He’s also the first Piston to make a USA Basketball roster since Tayshaun Prince in 2008, and only the third player in franchise history to receive the honor. (Grant Hill made the team in 1996.)
Competing in the Olympics is a massive achievement for any player. It’s a particularly notable one for Grant, who was the 39th pick in 2014. Less than a year ago, he was a high-level role player with the Nuggets, a distant third option behind Nikola Jokic and Jamal Murray. His three-year, $60 million contract last fall with the Pistons was considered an overpay by many critics. It’s now a steal.
“I was blessed when I got the call,” Grant said. “It was an honor. I love to play the game, that’s why I’m here. I was excited. I told my family, everyone was excited for me. This is going to benefit me, being around a group of guys that are this talented, being able to pick up the little things that they do, watching their movements and observing, things like that. It only can help me for my future.”
Though he grabbed a starring role with the Pistons, he’ll shift back to filling the gaps for Team USA as a role player. Spurs head coach Gregg Popovich, who’s leading the USA team, said he wanted Grant on the roster because of his versatility. Grant proved his value on defense with the Nuggets, as he was often tasked with defending the opposing team’s best player. He’s a natural fit between some of his ball-dominant teammates, such as Kevin Durant, Bradley Beal and Jayson Tatum.

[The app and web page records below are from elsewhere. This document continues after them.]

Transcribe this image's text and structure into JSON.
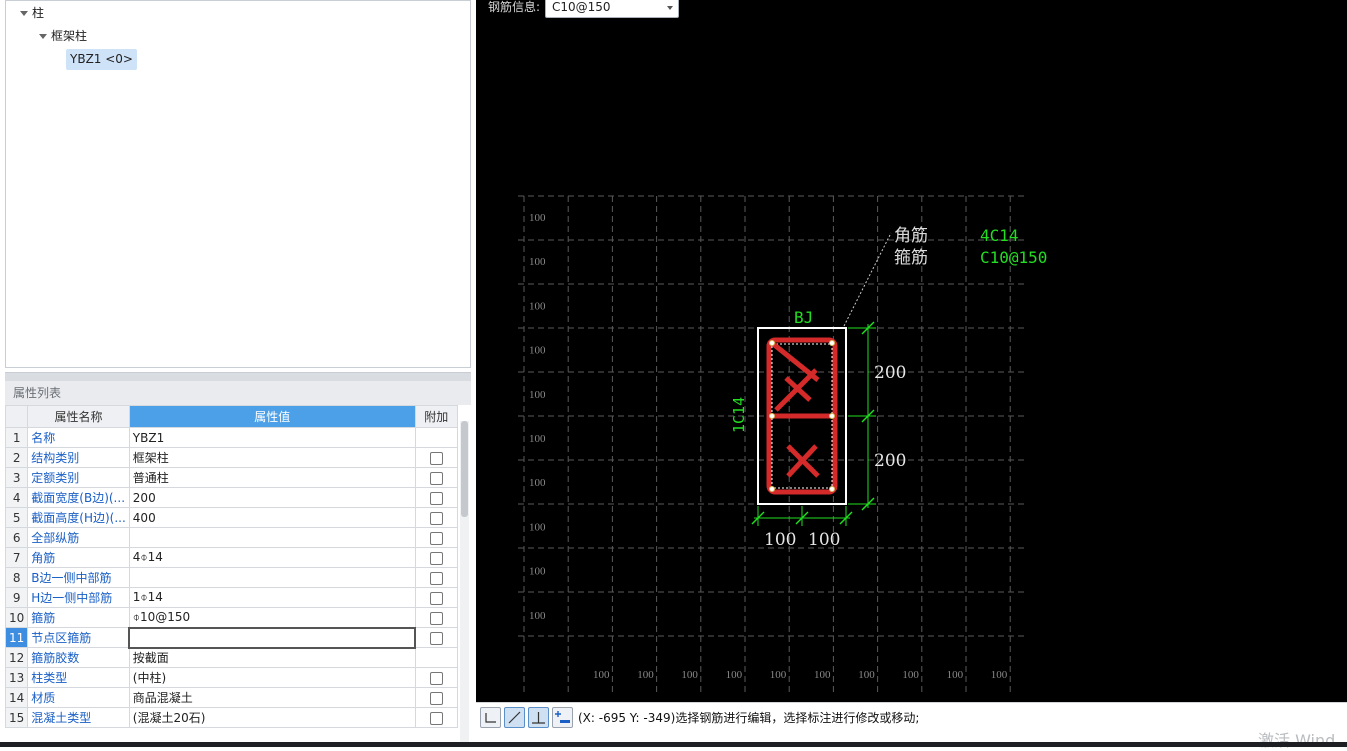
{
  "tree": {
    "root_label": "柱",
    "group_label": "框架柱",
    "item_label": "YBZ1 <0>"
  },
  "properties": {
    "title": "属性列表",
    "headers": {
      "name": "属性名称",
      "value": "属性值",
      "extra": "附加"
    },
    "rows": [
      {
        "no": "1",
        "name": "名称",
        "value": "YBZ1",
        "checkbox": false
      },
      {
        "no": "2",
        "name": "结构类别",
        "value": "框架柱",
        "checkbox": true
      },
      {
        "no": "3",
        "name": "定额类别",
        "value": "普通柱",
        "checkbox": true
      },
      {
        "no": "4",
        "name": "截面宽度(B边)(...",
        "value": "200",
        "checkbox": true
      },
      {
        "no": "5",
        "name": "截面高度(H边)(...",
        "value": "400",
        "checkbox": true
      },
      {
        "no": "6",
        "name": "全部纵筋",
        "value": "",
        "checkbox": true
      },
      {
        "no": "7",
        "name": "角筋",
        "value": "4⌽14",
        "checkbox": true
      },
      {
        "no": "8",
        "name": "B边一侧中部筋",
        "value": "",
        "checkbox": true
      },
      {
        "no": "9",
        "name": "H边一侧中部筋",
        "value": "1⌽14",
        "checkbox": true
      },
      {
        "no": "10",
        "name": "箍筋",
        "value": "⌽10@150",
        "checkbox": true
      },
      {
        "no": "11",
        "name": "节点区箍筋",
        "value": "",
        "checkbox": true,
        "selected": true
      },
      {
        "no": "12",
        "name": "箍筋胶数",
        "value": "按截面",
        "checkbox": false
      },
      {
        "no": "13",
        "name": "柱类型",
        "value": "(中柱)",
        "checkbox": true
      },
      {
        "no": "14",
        "name": "材质",
        "value": "商品混凝土",
        "checkbox": true
      },
      {
        "no": "15",
        "name": "混凝土类型",
        "value": "(混凝土20石)",
        "checkbox": true
      }
    ]
  },
  "canvas": {
    "rebar_info_label": "钢筋信息:",
    "rebar_info_value": "C10@150",
    "grid_label": "100",
    "section_name": "BJ",
    "corner_bar_label": "角筋",
    "corner_bar_value": "4C14",
    "stirrup_label": "箍筋",
    "stirrup_value": "C10@150",
    "side_bar_label": "1C14",
    "dim_upper": "200",
    "dim_lower": "200",
    "dim_left": "100",
    "dim_right": "100"
  },
  "status": {
    "text": "(X: -695 Y: -349)选择钢筋进行编辑，选择标注进行修改或移动;",
    "watermark": "激活 Wind"
  },
  "colors": {
    "canvas_bg": "#000000",
    "rebar_red": "#d42a2a",
    "annotation_green": "#22dd22",
    "grid_gray": "#5a5a5a",
    "header_blue": "#4ca0e8",
    "link_blue": "#1a5fc6"
  }
}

“I’m going to be playing a lot of defense, hitting open shots, being aggressive when I get the opportunity,” Grant said. “I think that’s my role, a lot of energy, doing what I need to do, whatever I need to do to get this gold.”
Training camp began Tuesday in Las Vegas, and the team will play its first exhibition Saturday against Nigeria. Team USA’s Olympic debut comes July 25, against France.
Grant hasn’t been with his new teammates for very long, but he has their trust. After all, they’re already familiar with what he can do.
“Coming out here, it’s very easy for a guy, especially a guy like Jerami who hasn’t been at that level for as long as a Kevin Durant, for as long as a Damian Lillard, it’s very easy for a guy to come in and take a back seat to those guys,” Green said. “He’s come in, he’s been aggressive, playing with extreme energy and he’s going to be a huge part and play a huge role in us winning the gold.”